Moore will have one of the NFL’s top targets in four-time Pro Bowl pick Steve Smith, whose recovery from a broken left forearm suffered in an offseason flag football game is on schedule for him to be ready for Week 1.
But Carolina is still trying to find a No. 2 receiver to replace Muhammad, who wasn’t re-signed and later retired. Dwayne Jarrett and rookie Brandon LaFell appear to be the top candidates in a weak group.
The best bet for Moore may be to not throw much at all.
‘‘He hands the ball off well,’’ Williams joked.
Jonathan Stewart and Williams, the first teammates in NFL history to each rush for over 1,100 yards in the same season, give Carolina one of the league’s best backfield tandems. And they run behind one of the top offensive lines.
With Hoover released, the Panthers are turning to second-year pro Tony Fiammetta at fullback to open a path for the backs. Tight end Jeff King, another player in the final year of his deal, provides solid blocking and another target for Moore.
The defense needs more work. After paying their five-time Pro Bowl pick Peppers $18.2 million last season, the Panthers didn’t use the franchise tag again. Peppers quickly signed a free-agent deal with Chicago.
The Panthers also released starting defensive tackles Damione Lewis and Maake Kemoeatu, leaving a logjam of players competing for starting jobs on what’s become one of the most anonymous defensive lines in the league.
‘‘Yes, Julius is an incredible player, and you take him from any defense and it’s going to be a setback,’’ defensive tackle Louis Leonard said. ‘‘But we’ve got a lot of young guys and guys trying to prove themselves.’’
A possible season-ending knee injury to weakside linebacker Thomas Davis means untested Dan Connor will start at middle linebacker, with two-time Pro Bowl pick Jon Beason moving to Davis’ spot. James Anderson replaces the released Na’il Diggs at strongside linebacker.
Safety Chris Harris was traded to Chicago and replaced by speedy, second-year pro Sherrod Martin, who represents a theme for Carolina.
‘‘We thought we needed to upgrade our overall team speed,’’ Hurney said. ‘‘A lot of the time that comes with youth.’’
Another theme is small salaries and short-term deals. Fox seemed to part from the company line in May when he said they made the Harris trade because ‘‘we’ve got a budget.’’

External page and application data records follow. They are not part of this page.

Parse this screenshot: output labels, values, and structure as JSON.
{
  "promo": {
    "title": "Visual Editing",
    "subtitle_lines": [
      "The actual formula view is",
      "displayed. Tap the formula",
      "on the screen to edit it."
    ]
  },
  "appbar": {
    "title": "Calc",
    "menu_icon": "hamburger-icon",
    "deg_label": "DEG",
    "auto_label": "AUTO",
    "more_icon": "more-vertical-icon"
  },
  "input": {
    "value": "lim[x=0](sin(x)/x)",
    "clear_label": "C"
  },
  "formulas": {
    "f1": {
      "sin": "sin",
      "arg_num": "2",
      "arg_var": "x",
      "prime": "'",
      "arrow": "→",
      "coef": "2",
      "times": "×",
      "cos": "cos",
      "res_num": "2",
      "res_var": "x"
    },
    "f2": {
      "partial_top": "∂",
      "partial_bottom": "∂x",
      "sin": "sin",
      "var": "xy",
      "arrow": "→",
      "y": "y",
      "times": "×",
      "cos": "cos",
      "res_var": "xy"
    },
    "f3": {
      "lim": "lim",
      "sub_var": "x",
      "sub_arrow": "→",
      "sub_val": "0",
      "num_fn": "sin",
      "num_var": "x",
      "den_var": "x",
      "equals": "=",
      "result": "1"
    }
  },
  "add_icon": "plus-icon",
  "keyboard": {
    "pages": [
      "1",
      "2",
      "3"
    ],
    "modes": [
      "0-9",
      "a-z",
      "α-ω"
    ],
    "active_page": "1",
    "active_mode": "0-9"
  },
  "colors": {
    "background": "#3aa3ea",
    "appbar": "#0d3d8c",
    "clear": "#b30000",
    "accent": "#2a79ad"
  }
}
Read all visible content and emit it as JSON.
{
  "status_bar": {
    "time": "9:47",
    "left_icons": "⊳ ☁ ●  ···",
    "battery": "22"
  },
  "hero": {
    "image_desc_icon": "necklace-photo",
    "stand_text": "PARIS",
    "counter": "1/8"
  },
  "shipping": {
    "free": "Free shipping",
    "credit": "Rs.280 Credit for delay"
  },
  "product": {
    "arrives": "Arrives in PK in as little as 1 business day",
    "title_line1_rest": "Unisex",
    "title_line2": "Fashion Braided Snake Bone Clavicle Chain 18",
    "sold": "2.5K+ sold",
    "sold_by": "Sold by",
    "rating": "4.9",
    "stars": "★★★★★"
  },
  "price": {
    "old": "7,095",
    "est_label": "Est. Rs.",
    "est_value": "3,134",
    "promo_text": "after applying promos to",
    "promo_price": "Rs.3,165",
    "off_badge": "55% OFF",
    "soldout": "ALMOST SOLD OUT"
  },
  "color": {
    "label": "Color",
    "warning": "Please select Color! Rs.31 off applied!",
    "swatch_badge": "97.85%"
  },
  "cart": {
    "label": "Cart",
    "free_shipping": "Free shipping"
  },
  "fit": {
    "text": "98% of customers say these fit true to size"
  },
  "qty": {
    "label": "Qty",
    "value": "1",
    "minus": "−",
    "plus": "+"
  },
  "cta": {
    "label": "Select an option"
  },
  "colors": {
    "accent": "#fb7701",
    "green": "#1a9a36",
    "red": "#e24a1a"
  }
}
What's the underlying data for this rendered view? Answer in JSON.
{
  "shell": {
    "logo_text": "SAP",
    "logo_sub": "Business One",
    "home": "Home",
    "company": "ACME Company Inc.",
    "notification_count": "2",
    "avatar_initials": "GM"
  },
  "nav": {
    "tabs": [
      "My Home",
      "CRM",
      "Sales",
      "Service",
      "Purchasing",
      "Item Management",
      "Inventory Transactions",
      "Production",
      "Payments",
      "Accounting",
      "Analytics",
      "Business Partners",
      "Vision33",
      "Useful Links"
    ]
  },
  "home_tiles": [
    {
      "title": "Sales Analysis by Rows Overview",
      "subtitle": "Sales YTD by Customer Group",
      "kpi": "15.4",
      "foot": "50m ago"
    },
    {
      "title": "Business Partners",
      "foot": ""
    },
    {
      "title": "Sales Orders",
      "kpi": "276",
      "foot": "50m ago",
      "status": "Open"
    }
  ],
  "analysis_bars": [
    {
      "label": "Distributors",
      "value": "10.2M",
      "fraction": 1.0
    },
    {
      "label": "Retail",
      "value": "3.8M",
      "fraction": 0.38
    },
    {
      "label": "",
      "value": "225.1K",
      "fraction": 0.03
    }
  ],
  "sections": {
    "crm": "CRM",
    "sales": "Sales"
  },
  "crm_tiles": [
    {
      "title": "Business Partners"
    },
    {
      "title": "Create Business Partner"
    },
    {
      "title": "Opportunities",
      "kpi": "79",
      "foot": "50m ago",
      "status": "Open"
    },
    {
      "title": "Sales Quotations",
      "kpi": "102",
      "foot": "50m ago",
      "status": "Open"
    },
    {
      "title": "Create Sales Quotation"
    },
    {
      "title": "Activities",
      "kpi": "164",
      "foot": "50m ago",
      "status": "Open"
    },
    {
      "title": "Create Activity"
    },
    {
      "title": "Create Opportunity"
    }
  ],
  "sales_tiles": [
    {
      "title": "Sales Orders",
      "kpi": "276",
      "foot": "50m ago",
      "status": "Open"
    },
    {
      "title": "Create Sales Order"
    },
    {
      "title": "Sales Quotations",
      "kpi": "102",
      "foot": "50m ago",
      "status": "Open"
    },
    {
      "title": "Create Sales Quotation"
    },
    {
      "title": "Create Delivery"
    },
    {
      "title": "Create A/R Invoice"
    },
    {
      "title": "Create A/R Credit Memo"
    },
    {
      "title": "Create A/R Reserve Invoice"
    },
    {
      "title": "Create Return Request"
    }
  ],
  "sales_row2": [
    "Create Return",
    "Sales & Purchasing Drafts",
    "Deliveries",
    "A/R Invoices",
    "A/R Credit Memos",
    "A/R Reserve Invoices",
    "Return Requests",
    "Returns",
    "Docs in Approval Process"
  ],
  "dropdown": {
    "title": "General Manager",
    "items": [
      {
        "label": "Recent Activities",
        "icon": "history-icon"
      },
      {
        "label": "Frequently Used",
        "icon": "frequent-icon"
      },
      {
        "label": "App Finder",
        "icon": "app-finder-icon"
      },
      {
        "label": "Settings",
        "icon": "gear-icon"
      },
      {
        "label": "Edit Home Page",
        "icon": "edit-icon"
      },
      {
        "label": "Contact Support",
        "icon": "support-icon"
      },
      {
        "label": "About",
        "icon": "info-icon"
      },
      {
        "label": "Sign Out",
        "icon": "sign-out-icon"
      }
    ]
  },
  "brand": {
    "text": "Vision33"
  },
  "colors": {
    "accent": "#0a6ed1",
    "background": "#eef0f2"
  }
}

Hurney, whose own deal expired in June, wasn’t willing to go there. But it’s still jarring when you consider the turnover from the 2008 team that went 12-4.
‘‘We had some young guys that we acquired through the draft and other means that we thought were ready to step in,’’ Hurney said. ‘‘It was time to give them that chance to step up and fill some roles.
‘‘Hopefully, that’s what’s going to happen. I think through training camp we have seen flashes and seen some of that ability.’’